Most of the Mukhanyo staff are deeply committed to church and welfare work in addition to their full-time or part-time roles at Mukhanyo. Many lecturers are regularly preaching, incorporating what they are teaching their students on weekdays.
The teaching model of Mukhanyo is ideally suited for this approach, since most lectures run from Tuesdays to Thursdays, leaving weekends for study and church work.
Mukhanyo has a staff complement of over 60, with half of them serving as lecturers across its five centres, typically consisting of six lecturers per centre. In addition, there are some 160 theologically trained facilitators at the local learning centres throughout South Africa and beyond, with roughly 700 students. Additionally, four trained regional coordinators are working part-time.
This provides a clear indication of the significant number of Christians associated with Mukhanyo who are involved in church and welfare work.
The lecturing staff are highly engaged in various roles within their respective congregations, such as pastors, assistant preachers, church planters, emeriti, and lay preachers. Furthermore, some are involved in various church-related activities, such as helping with music and singing during services, assisting with church administration, and teaching Sunday school teachers. Additionally, some are engaged in welfare work, such as the rehabilitation of drug addicts.

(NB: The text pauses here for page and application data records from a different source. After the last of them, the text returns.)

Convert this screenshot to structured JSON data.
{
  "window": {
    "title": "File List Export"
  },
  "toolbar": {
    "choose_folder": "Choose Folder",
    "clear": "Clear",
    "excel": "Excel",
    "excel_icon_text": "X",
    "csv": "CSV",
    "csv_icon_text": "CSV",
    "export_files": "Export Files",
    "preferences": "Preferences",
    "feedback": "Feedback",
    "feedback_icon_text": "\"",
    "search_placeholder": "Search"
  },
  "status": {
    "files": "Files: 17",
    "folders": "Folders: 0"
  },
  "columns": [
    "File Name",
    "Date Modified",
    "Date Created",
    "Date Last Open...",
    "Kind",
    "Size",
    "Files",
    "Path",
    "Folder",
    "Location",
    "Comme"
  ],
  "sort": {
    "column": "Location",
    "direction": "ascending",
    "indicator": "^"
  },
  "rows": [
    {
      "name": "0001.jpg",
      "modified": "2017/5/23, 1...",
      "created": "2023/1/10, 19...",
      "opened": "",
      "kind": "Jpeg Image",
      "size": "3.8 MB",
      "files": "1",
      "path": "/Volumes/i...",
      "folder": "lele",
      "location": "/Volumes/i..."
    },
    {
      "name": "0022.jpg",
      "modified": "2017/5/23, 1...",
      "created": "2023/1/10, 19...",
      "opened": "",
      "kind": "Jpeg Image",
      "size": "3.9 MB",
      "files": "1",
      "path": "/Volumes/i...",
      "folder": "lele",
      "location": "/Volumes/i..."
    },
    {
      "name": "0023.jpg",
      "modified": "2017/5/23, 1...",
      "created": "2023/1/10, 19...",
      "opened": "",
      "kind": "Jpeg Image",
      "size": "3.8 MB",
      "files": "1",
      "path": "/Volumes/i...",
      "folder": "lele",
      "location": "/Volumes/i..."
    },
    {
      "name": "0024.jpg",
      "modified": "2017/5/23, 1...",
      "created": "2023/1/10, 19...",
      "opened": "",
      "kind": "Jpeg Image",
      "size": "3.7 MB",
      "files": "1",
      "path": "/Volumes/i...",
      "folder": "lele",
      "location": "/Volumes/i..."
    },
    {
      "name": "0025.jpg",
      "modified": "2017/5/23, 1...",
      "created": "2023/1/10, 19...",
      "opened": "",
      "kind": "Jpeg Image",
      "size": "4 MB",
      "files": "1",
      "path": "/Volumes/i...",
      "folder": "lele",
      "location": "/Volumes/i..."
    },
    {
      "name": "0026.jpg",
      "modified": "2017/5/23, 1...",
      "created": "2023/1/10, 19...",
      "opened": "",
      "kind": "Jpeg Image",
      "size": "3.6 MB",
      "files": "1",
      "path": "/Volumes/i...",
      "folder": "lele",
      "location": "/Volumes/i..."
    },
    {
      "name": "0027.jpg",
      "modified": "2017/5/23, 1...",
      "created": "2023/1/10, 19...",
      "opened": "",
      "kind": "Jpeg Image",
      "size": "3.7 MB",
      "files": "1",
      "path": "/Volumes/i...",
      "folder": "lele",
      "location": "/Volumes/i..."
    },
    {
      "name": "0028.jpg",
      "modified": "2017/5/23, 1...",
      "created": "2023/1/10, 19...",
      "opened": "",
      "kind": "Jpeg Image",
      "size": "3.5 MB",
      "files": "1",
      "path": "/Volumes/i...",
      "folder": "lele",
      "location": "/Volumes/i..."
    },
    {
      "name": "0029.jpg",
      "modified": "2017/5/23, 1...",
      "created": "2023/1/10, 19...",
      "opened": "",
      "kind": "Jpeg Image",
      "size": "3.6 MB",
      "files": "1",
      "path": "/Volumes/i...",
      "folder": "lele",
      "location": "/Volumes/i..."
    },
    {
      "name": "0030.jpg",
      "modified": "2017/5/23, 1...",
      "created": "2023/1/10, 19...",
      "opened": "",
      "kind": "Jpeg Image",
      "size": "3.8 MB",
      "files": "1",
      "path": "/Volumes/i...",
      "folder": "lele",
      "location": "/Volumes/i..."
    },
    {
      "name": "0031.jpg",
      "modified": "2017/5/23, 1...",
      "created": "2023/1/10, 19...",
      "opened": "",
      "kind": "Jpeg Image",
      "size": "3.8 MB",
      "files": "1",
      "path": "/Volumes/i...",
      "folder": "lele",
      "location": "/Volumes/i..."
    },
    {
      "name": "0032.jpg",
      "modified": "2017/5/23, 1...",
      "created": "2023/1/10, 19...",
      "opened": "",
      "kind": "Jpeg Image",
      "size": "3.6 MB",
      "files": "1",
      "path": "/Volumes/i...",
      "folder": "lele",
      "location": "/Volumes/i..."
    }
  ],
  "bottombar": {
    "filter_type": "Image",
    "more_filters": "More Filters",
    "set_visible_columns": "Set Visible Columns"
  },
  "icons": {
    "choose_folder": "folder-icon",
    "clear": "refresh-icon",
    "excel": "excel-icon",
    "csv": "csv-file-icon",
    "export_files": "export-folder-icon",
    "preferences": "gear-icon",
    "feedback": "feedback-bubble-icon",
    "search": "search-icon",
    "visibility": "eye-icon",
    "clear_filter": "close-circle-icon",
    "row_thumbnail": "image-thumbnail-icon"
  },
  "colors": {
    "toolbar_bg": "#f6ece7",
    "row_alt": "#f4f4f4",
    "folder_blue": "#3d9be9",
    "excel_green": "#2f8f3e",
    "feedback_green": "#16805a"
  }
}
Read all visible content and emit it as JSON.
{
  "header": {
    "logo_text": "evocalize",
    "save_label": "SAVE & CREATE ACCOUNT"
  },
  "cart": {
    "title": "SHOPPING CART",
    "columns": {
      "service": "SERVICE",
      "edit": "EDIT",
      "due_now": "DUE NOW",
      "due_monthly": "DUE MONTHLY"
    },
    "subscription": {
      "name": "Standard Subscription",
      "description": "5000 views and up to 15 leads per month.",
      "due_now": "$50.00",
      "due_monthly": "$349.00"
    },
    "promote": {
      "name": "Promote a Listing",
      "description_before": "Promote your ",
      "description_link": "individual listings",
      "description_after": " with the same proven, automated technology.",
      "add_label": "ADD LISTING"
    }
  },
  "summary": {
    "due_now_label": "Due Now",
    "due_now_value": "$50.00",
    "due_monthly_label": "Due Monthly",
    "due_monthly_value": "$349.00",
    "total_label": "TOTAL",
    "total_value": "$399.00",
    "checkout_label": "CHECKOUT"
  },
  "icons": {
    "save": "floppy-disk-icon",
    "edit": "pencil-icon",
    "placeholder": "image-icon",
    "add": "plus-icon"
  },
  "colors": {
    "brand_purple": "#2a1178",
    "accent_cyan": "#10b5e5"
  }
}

An example of this is Dr Brian De Vries, Mukhanyo’s principal. He, together with his wife, is busy planting another multi-ethnic church in Pretoria. He is also a visiting professor at the Puritan Reformed Theological Seminary in Grand Rapids, USA.
Dr DeVries states that, in his experience, the combination of teaching at Mukhanyo while being practically involved in ministry work is an ideal model: both teaching and preaching. The Apostle Paul did the same, proclaiming the gospel while working as a tentmaker (Acts 18:3).